▶ **WHAT THIS TASK INVOLVES**
Return the entries below in their exact form, leaving the pictures out.

▶ **SUPPLIED DATA**

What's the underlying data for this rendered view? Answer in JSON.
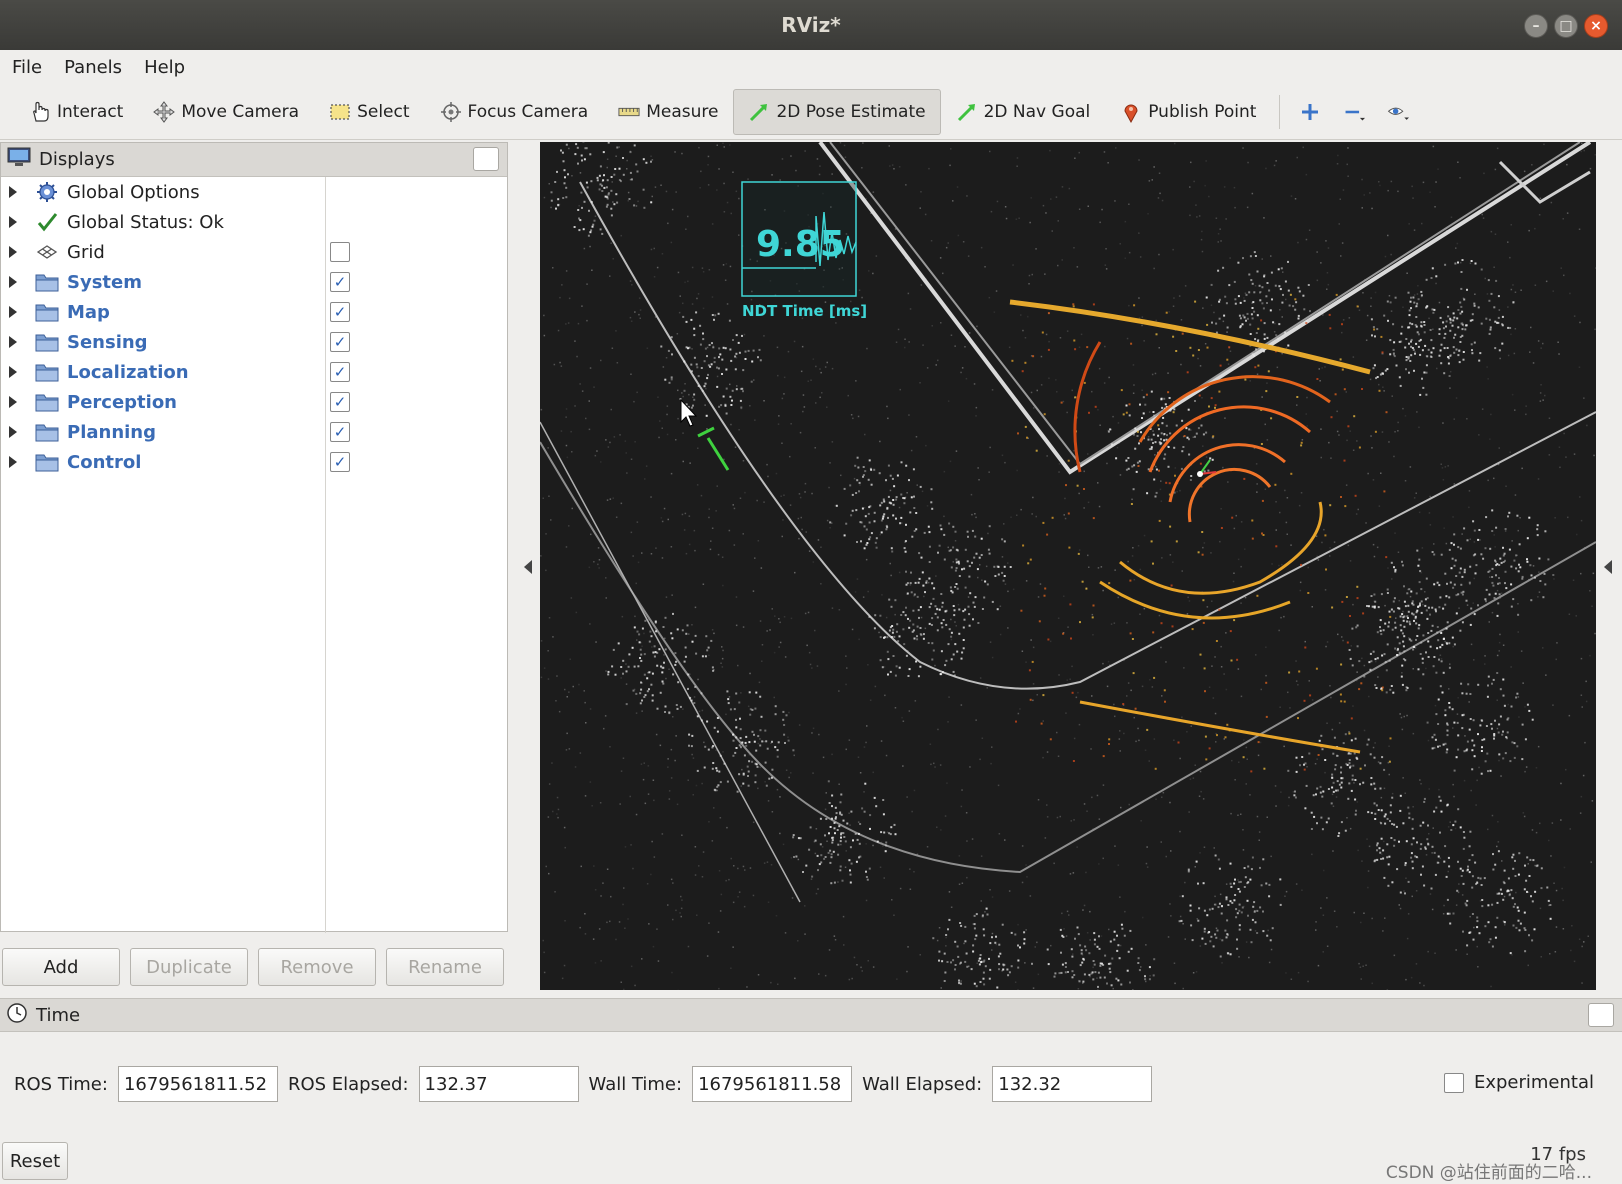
{
  "window": {
    "title": "RViz*"
  },
  "menu": [
    "File",
    "Panels",
    "Help"
  ],
  "toolbar": {
    "interact": "Interact",
    "move_camera": "Move Camera",
    "select": "Select",
    "focus_camera": "Focus Camera",
    "measure": "Measure",
    "pose_estimate": "2D Pose Estimate",
    "nav_goal": "2D Nav Goal",
    "publish_point": "Publish Point"
  },
  "displays": {
    "title": "Displays",
    "items": [
      {
        "label": "Global Options",
        "group": false,
        "checkbox": null
      },
      {
        "label": "Global Status: Ok",
        "group": false,
        "checkbox": null
      },
      {
        "label": "Grid",
        "group": false,
        "checkbox": false
      },
      {
        "label": "System",
        "group": true,
        "checkbox": true
      },
      {
        "label": "Map",
        "group": true,
        "checkbox": true
      },
      {
        "label": "Sensing",
        "group": true,
        "checkbox": true
      },
      {
        "label": "Localization",
        "group": true,
        "checkbox": true
      },
      {
        "label": "Perception",
        "group": true,
        "checkbox": true
      },
      {
        "label": "Planning",
        "group": true,
        "checkbox": true
      },
      {
        "label": "Control",
        "group": true,
        "checkbox": true
      }
    ],
    "buttons": {
      "add": "Add",
      "duplicate": "Duplicate",
      "remove": "Remove",
      "rename": "Rename"
    }
  },
  "overlay": {
    "value": "9.85",
    "label": "NDT Time [ms]",
    "color": "#3fd6d6"
  },
  "time": {
    "title": "Time",
    "ros_time_label": "ROS Time:",
    "ros_time": "1679561811.52",
    "ros_elapsed_label": "ROS Elapsed:",
    "ros_elapsed": "132.37",
    "wall_time_label": "Wall Time:",
    "wall_time": "1679561811.58",
    "wall_elapsed_label": "Wall Elapsed:",
    "wall_elapsed": "132.32",
    "experimental": "Experimental",
    "reset": "Reset",
    "fps": "17 fps"
  },
  "watermark": "CSDN @站住前面的二哈..."
}
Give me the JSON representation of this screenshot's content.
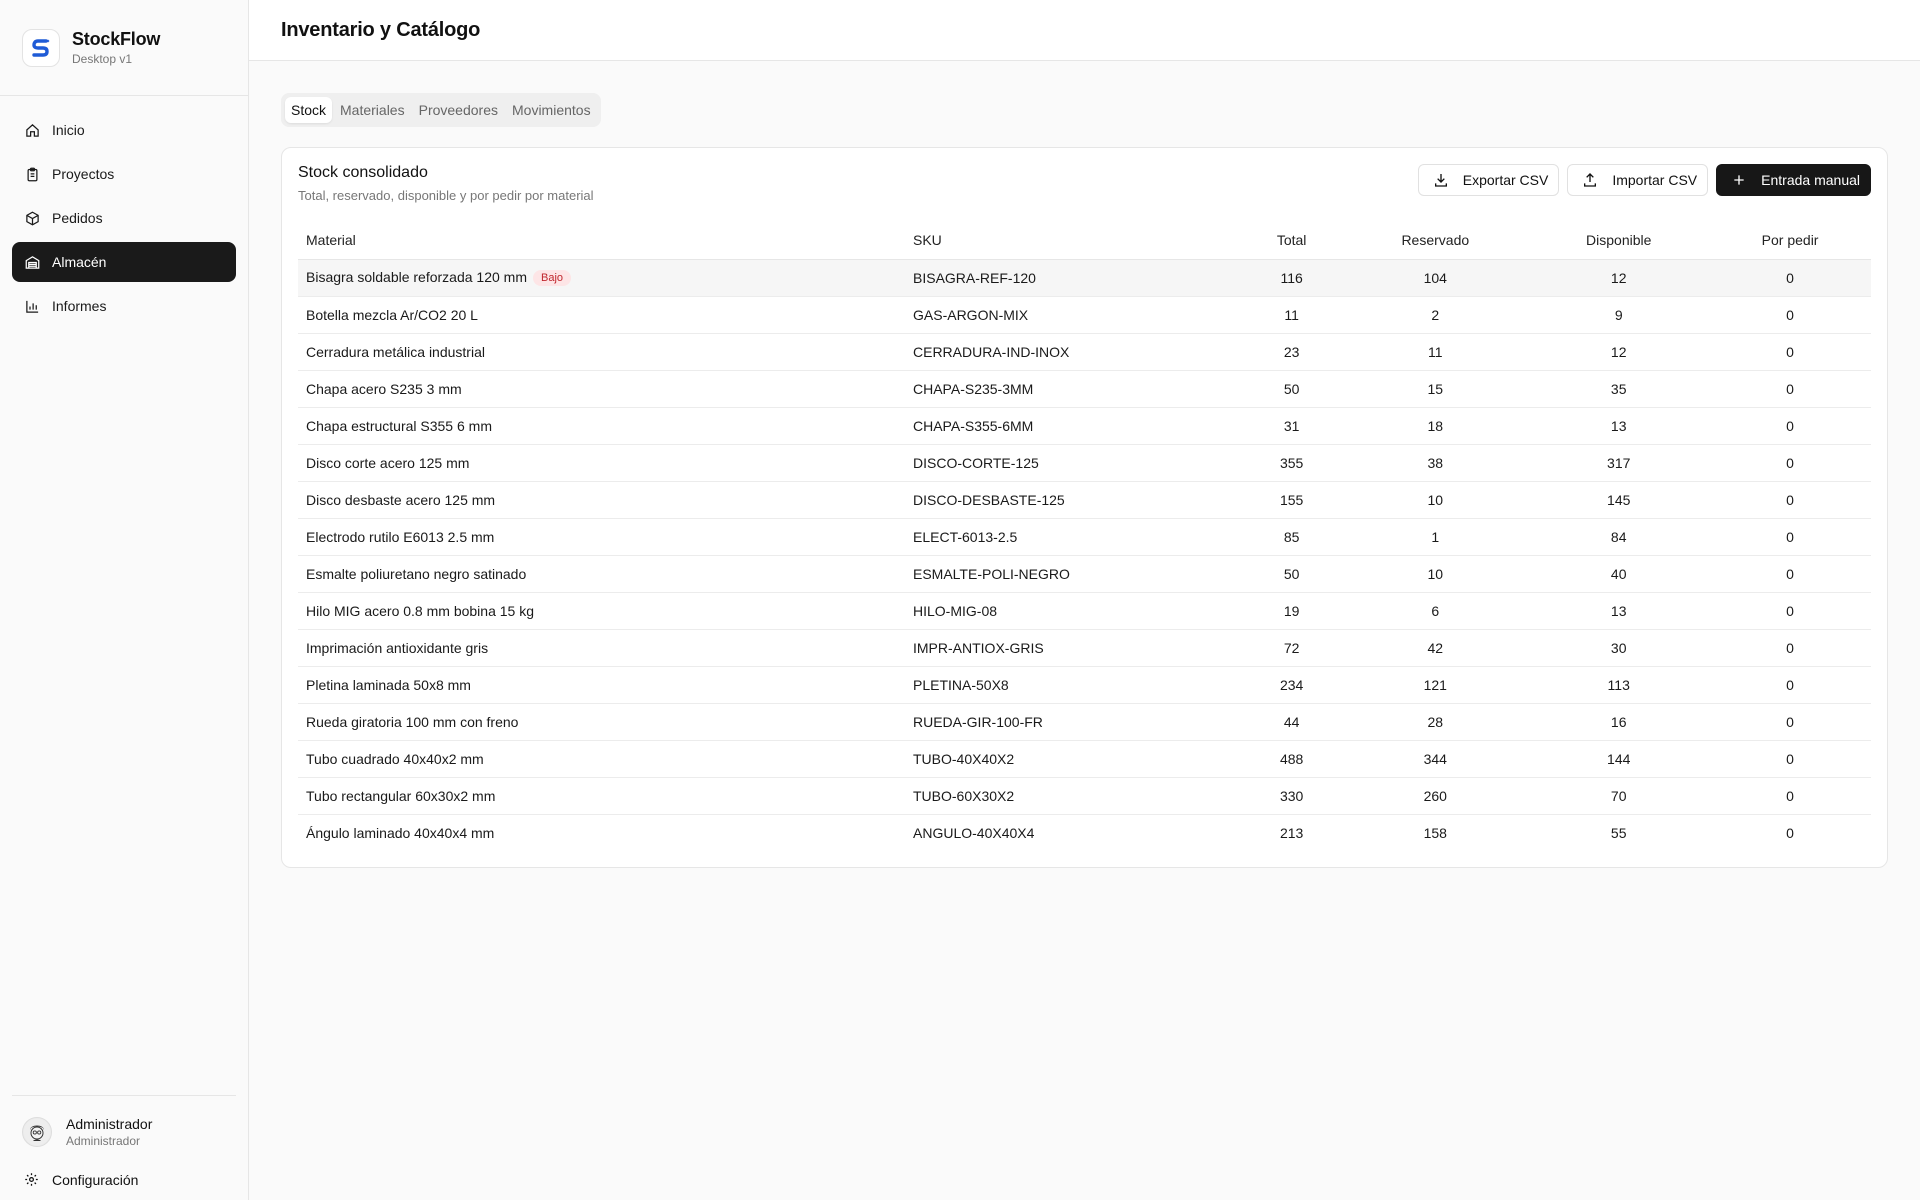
{
  "brand": {
    "name": "StockFlow",
    "subtitle": "Desktop v1"
  },
  "nav": [
    {
      "label": "Inicio",
      "icon": "home-icon",
      "active": false
    },
    {
      "label": "Proyectos",
      "icon": "clipboard-icon",
      "active": false
    },
    {
      "label": "Pedidos",
      "icon": "package-icon",
      "active": false
    },
    {
      "label": "Almacén",
      "icon": "warehouse-icon",
      "active": true
    },
    {
      "label": "Informes",
      "icon": "bar-chart-icon",
      "active": false
    }
  ],
  "user": {
    "name": "Administrador",
    "role": "Administrador"
  },
  "settings_label": "Configuración",
  "page_title": "Inventario y Catálogo",
  "tabs": [
    {
      "label": "Stock",
      "active": true
    },
    {
      "label": "Materiales",
      "active": false
    },
    {
      "label": "Proveedores",
      "active": false
    },
    {
      "label": "Movimientos",
      "active": false
    }
  ],
  "card": {
    "title": "Stock consolidado",
    "subtitle": "Total, reservado, disponible y por pedir por material",
    "export_label": "Exportar CSV",
    "import_label": "Importar CSV",
    "manual_label": "Entrada manual"
  },
  "table": {
    "headers": {
      "material": "Material",
      "sku": "SKU",
      "total": "Total",
      "reserved": "Reservado",
      "available": "Disponible",
      "to_order": "Por pedir"
    },
    "low_badge": "Bajo",
    "rows": [
      {
        "material": "Bisagra soldable reforzada 120 mm",
        "sku": "BISAGRA-REF-120",
        "total": "116",
        "reserved": "104",
        "available": "12",
        "to_order": "0",
        "low": true
      },
      {
        "material": "Botella mezcla Ar/CO2 20 L",
        "sku": "GAS-ARGON-MIX",
        "total": "11",
        "reserved": "2",
        "available": "9",
        "to_order": "0",
        "low": false
      },
      {
        "material": "Cerradura metálica industrial",
        "sku": "CERRADURA-IND-INOX",
        "total": "23",
        "reserved": "11",
        "available": "12",
        "to_order": "0",
        "low": false
      },
      {
        "material": "Chapa acero S235 3 mm",
        "sku": "CHAPA-S235-3MM",
        "total": "50",
        "reserved": "15",
        "available": "35",
        "to_order": "0",
        "low": false
      },
      {
        "material": "Chapa estructural S355 6 mm",
        "sku": "CHAPA-S355-6MM",
        "total": "31",
        "reserved": "18",
        "available": "13",
        "to_order": "0",
        "low": false
      },
      {
        "material": "Disco corte acero 125 mm",
        "sku": "DISCO-CORTE-125",
        "total": "355",
        "reserved": "38",
        "available": "317",
        "to_order": "0",
        "low": false
      },
      {
        "material": "Disco desbaste acero 125 mm",
        "sku": "DISCO-DESBASTE-125",
        "total": "155",
        "reserved": "10",
        "available": "145",
        "to_order": "0",
        "low": false
      },
      {
        "material": "Electrodo rutilo E6013 2.5 mm",
        "sku": "ELECT-6013-2.5",
        "total": "85",
        "reserved": "1",
        "available": "84",
        "to_order": "0",
        "low": false
      },
      {
        "material": "Esmalte poliuretano negro satinado",
        "sku": "ESMALTE-POLI-NEGRO",
        "total": "50",
        "reserved": "10",
        "available": "40",
        "to_order": "0",
        "low": false
      },
      {
        "material": "Hilo MIG acero 0.8 mm bobina 15 kg",
        "sku": "HILO-MIG-08",
        "total": "19",
        "reserved": "6",
        "available": "13",
        "to_order": "0",
        "low": false
      },
      {
        "material": "Imprimación antioxidante gris",
        "sku": "IMPR-ANTIOX-GRIS",
        "total": "72",
        "reserved": "42",
        "available": "30",
        "to_order": "0",
        "low": false
      },
      {
        "material": "Pletina laminada 50x8 mm",
        "sku": "PLETINA-50X8",
        "total": "234",
        "reserved": "121",
        "available": "113",
        "to_order": "0",
        "low": false
      },
      {
        "material": "Rueda giratoria 100 mm con freno",
        "sku": "RUEDA-GIR-100-FR",
        "total": "44",
        "reserved": "28",
        "available": "16",
        "to_order": "0",
        "low": false
      },
      {
        "material": "Tubo cuadrado 40x40x2 mm",
        "sku": "TUBO-40X40X2",
        "total": "488",
        "reserved": "344",
        "available": "144",
        "to_order": "0",
        "low": false
      },
      {
        "material": "Tubo rectangular 60x30x2 mm",
        "sku": "TUBO-60X30X2",
        "total": "330",
        "reserved": "260",
        "available": "70",
        "to_order": "0",
        "low": false
      },
      {
        "material": "Ángulo laminado 40x40x4 mm",
        "sku": "ANGULO-40X40X4",
        "total": "213",
        "reserved": "158",
        "available": "55",
        "to_order": "0",
        "low": false
      }
    ]
  },
  "colors": {
    "accent": "#1a1a1a",
    "brand_blue": "#1f5bd6",
    "low_badge_text": "#c0262d",
    "low_badge_bg": "#fde5e6"
  }
}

▶ **ANSWER TO THIS TASK**
What's the underlying data for this rendered view? Answer in JSON.
{
  "window": {
    "title": "RViz*"
  },
  "menu": [
    "File",
    "Panels",
    "Help"
  ],
  "toolbar": {
    "interact": "Interact",
    "move_camera": "Move Camera",
    "select": "Select",
    "focus_camera": "Focus Camera",
    "measure": "Measure",
    "pose_estimate": "2D Pose Estimate",
    "nav_goal": "2D Nav Goal",
    "publish_point": "Publish Point"
  },
  "displays": {
    "title": "Displays",
    "items": [
      {
        "label": "Global Options",
        "group": false,
        "checkbox": null
      },
      {
        "label": "Global Status: Ok",
        "group": false,
        "checkbox": null
      },
      {
        "label": "Grid",
        "group": false,
        "checkbox": false
      },
      {
        "label": "System",
        "group": true,
        "checkbox": true
      },
      {
        "label": "Map",
        "group": true,
        "checkbox": true
      },
      {
        "label": "Sensing",
        "group": true,
        "checkbox": true
      },
      {
        "label": "Localization",
        "group": true,
        "checkbox": true
      },
      {
        "label": "Perception",
        "group": true,
        "checkbox": true
      },
      {
        "label": "Planning",
        "group": true,
        "checkbox": true
      },
      {
        "label": "Control",
        "group": true,
        "checkbox": true
      }
    ],
    "buttons": {
      "add": "Add",
      "duplicate": "Duplicate",
      "remove": "Remove",
      "rename": "Rename"
    }
  },
  "overlay": {
    "value": "9.85",
    "label": "NDT Time [ms]",
    "color": "#3fd6d6"
  },
  "time": {
    "title": "Time",
    "ros_time_label": "ROS Time:",
    "ros_time": "1679561811.52",
    "ros_elapsed_label": "ROS Elapsed:",
    "ros_elapsed": "132.37",
    "wall_time_label": "Wall Time:",
    "wall_time": "1679561811.58",
    "wall_elapsed_label": "Wall Elapsed:",
    "wall_elapsed": "132.32",
    "experimental": "Experimental",
    "reset": "Reset",
    "fps": "17 fps"
  },
  "watermark": "CSDN @站住前面的二哈..."
}
Give me the JSON representation of this screenshot's content.
{
  "brand": {
    "name": "StockFlow",
    "subtitle": "Desktop v1"
  },
  "nav": [
    {
      "label": "Inicio",
      "icon": "home-icon",
      "active": false
    },
    {
      "label": "Proyectos",
      "icon": "clipboard-icon",
      "active": false
    },
    {
      "label": "Pedidos",
      "icon": "package-icon",
      "active": false
    },
    {
      "label": "Almacén",
      "icon": "warehouse-icon",
      "active": true
    },
    {
      "label": "Informes",
      "icon": "bar-chart-icon",
      "active": false
    }
  ],
  "user": {
    "name": "Administrador",
    "role": "Administrador"
  },
  "settings_label": "Configuración",
  "page_title": "Inventario y Catálogo",
  "tabs": [
    {
      "label": "Stock",
      "active": true
    },
    {
      "label": "Materiales",
      "active": false
    },
    {
      "label": "Proveedores",
      "active": false
    },
    {
      "label": "Movimientos",
      "active": false
    }
  ],
  "card": {
    "title": "Stock consolidado",
    "subtitle": "Total, reservado, disponible y por pedir por material",
    "export_label": "Exportar CSV",
    "import_label": "Importar CSV",
    "manual_label": "Entrada manual"
  },
  "table": {
    "headers": {
      "material": "Material",
      "sku": "SKU",
      "total": "Total",
      "reserved": "Reservado",
      "available": "Disponible",
      "to_order": "Por pedir"
    },
    "low_badge": "Bajo",
    "rows": [
      {
        "material": "Bisagra soldable reforzada 120 mm",
        "sku": "BISAGRA-REF-120",
        "total": "116",
        "reserved": "104",
        "available": "12",
        "to_order": "0",
        "low": true
      },
      {
        "material": "Botella mezcla Ar/CO2 20 L",
        "sku": "GAS-ARGON-MIX",
        "total": "11",
        "reserved": "2",
        "available": "9",
        "to_order": "0",
        "low": false
      },
      {
        "material": "Cerradura metálica industrial",
        "sku": "CERRADURA-IND-INOX",
        "total": "23",
        "reserved": "11",
        "available": "12",
        "to_order": "0",
        "low": false
      },
      {
        "material": "Chapa acero S235 3 mm",
        "sku": "CHAPA-S235-3MM",
        "total": "50",
        "reserved": "15",
        "available": "35",
        "to_order": "0",
        "low": false
      },
      {
        "material": "Chapa estructural S355 6 mm",
        "sku": "CHAPA-S355-6MM",
        "total": "31",
        "reserved": "18",
        "available": "13",
        "to_order": "0",
        "low": false
      },
      {
        "material": "Disco corte acero 125 mm",
        "sku": "DISCO-CORTE-125",
        "total": "355",
        "reserved": "38",
        "available": "317",
        "to_order": "0",
        "low": false
      },
      {
        "material": "Disco desbaste acero 125 mm",
        "sku": "DISCO-DESBASTE-125",
        "total": "155",
        "reserved": "10",
        "available": "145",
        "to_order": "0",
        "low": false
      },
      {
        "material": "Electrodo rutilo E6013 2.5 mm",
        "sku": "ELECT-6013-2.5",
        "total": "85",
        "reserved": "1",
        "available": "84",
        "to_order": "0",
        "low": false
      },
      {
        "material": "Esmalte poliuretano negro satinado",
        "sku": "ESMALTE-POLI-NEGRO",
        "total": "50",
        "reserved": "10",
        "available": "40",
        "to_order": "0",
        "low": false
      },
      {
        "material": "Hilo MIG acero 0.8 mm bobina 15 kg",
        "sku": "HILO-MIG-08",
        "total": "19",
        "reserved": "6",
        "available": "13",
        "to_order": "0",
        "low": false
      },
      {
        "material": "Imprimación antioxidante gris",
        "sku": "IMPR-ANTIOX-GRIS",
        "total": "72",
        "reserved": "42",
        "available": "30",
        "to_order": "0",
        "low": false
      },
      {
        "material": "Pletina laminada 50x8 mm",
        "sku": "PLETINA-50X8",
        "total": "234",
        "reserved": "121",
        "available": "113",
        "to_order": "0",
        "low": false
      },
      {
        "material": "Rueda giratoria 100 mm con freno",
        "sku": "RUEDA-GIR-100-FR",
        "total": "44",
        "reserved": "28",
        "available": "16",
        "to_order": "0",
        "low": false
      },
      {
        "material": "Tubo cuadrado 40x40x2 mm",
        "sku": "TUBO-40X40X2",
        "total": "488",
        "reserved": "344",
        "available": "144",
        "to_order": "0",
        "low": false
      },
      {
        "material": "Tubo rectangular 60x30x2 mm",
        "sku": "TUBO-60X30X2",
        "total": "330",
        "reserved": "260",
        "available": "70",
        "to_order": "0",
        "low": false
      },
      {
        "material": "Ángulo laminado 40x40x4 mm",
        "sku": "ANGULO-40X40X4",
        "total": "213",
        "reserved": "158",
        "available": "55",
        "to_order": "0",
        "low": false
      }
    ]
  },
  "colors": {
    "accent": "#1a1a1a",
    "brand_blue": "#1f5bd6",
    "low_badge_text": "#c0262d",
    "low_badge_bg": "#fde5e6"
  }
}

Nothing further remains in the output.